My Lords, we on the Cross-Benches should like to be associated with all the tributes that have been expressed by the parties to the noble Viscount, Lord Whitelaw. We should like to add our own special thanks for his understanding of the problems, procedure and customs of the House and how they affect those sitting on these Benches. At this stage, it is not possible to estimate his loss not just to the House but to the nation. We hope that our loss will he his family's gain for a long time.

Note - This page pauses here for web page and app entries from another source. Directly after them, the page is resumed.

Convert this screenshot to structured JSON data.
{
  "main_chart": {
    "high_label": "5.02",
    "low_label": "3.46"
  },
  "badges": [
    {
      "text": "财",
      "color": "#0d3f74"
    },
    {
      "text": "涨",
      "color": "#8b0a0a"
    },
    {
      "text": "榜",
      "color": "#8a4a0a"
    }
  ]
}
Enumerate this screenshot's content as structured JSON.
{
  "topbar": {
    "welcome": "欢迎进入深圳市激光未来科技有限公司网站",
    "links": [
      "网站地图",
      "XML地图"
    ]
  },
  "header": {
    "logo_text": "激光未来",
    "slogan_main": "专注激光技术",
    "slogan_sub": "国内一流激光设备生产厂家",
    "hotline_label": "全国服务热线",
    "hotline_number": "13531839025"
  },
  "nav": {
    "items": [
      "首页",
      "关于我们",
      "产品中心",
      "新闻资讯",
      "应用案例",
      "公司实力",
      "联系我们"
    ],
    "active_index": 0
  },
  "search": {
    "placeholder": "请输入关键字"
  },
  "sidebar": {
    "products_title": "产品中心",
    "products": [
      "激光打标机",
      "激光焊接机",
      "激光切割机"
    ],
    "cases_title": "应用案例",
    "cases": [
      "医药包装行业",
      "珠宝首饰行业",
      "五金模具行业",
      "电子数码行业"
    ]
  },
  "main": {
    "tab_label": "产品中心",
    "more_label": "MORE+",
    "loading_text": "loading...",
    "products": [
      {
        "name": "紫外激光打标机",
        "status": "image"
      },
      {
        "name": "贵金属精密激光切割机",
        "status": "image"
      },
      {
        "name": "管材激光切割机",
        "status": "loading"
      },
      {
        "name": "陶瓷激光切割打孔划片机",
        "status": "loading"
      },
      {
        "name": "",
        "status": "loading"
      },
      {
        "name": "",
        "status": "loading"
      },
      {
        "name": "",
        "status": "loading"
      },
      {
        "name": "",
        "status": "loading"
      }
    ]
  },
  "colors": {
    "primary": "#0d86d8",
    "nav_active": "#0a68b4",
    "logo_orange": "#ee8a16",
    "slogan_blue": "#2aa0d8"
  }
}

We should like to welcome the noble Lord, Lord Belstead. He is well known in the House and well liked by us all. We do not expect him to be a second Lord Whitelaw. We know that he will bring his own personality, experience and skills to the House. We wish him well in his arduous task. We congratulate him on his appointment as Leader of the House of Lords.

My Lords, from these Benches I wish to add one word on the issue on which I think your Lordships' House is completely united. We shall all greatly miss the noble Viscount, Lord Whitelaw. Of all the many grounds for missing him there is, above all, this one: in my recollection, no Leader of the House has enjoyed so much affection from your Lordships as does the noble Viscount. We shall be delighted to see him back here when he feels fit to come, but meanwhile we wish to send our best wishes to him and to his family.

At the same time, we wish to join in the good wishes and congratulations to my noble friend Lord Belstead, who has a particularly difficult job in following a Leader of the House of such distinction.

My Lords, from the episcopal Benches I shall add a word of thanks to the noble Viscount, Lord Whitelaw, for all he has done in the House. We have appreciated enormously the work that he has done as Leader of the House. I have appreciated the friendship that he has given to so many Members of the House, not least to myself. I am sorry that he is no longer to be Leader of the House. We should like to add our thanks and gratitude to him. I echo the words of the noble Lord, Lord Boyd-Carpenter, about the affection in which the noble Viscount is held.

We add our congratulations to the noble Lord, Lord Belstead. These Benches will not promise unswerving allegiance to him, but we shall co-operate as best we can.

My Lords, I shall speak as an older man and add just one word. To my great surprise, I found that I was 10 years senior to the noble Viscount. He has resigned on doctor's advice. Doctors' advice is wrong about four times out of five. When in three or four years' time he finds that his doctor's advice is wrong, I hope that he will come back. He resigned as Deputy Prime Minister. We have had too many "best Prime Ministers who never were". Perhaps in a few years' time he will return and be Prime Minister. He is quite young enough for the job.

My Lords, I thank your Lordships for the kind personal words that have been spoken. In particular, I thank all noble Lords for what they said about the noble Viscount, Lord Whitelaw. As your Lordships can guess, on the occasion of his resignation my feelings are mixed, as possibly are those of your Lordships. However, of one thing I am certain. The interests of the House are all-important and must be a prime duty of the Leader. In that I know I have the support of the leaders of the other political parties and of noble Lords on the Cross-Benches and the Bishops' Benches.

The House now has a great deal of work to do. I welcome to the Government Front Bench my noble friend Lord Ferrers, who has become Deputy Leader of your Lordships' House. I also welcome the move of my noble friend Lord Caithness to the Department of the Environment where we shall do our best to debate with your Lordships the matters which come before us in the months ahead. Meanwhile, I thank your Lordships for words which I am sure Lord and Lady Whitelaw will very greatly appreciate.

2.52 p.m.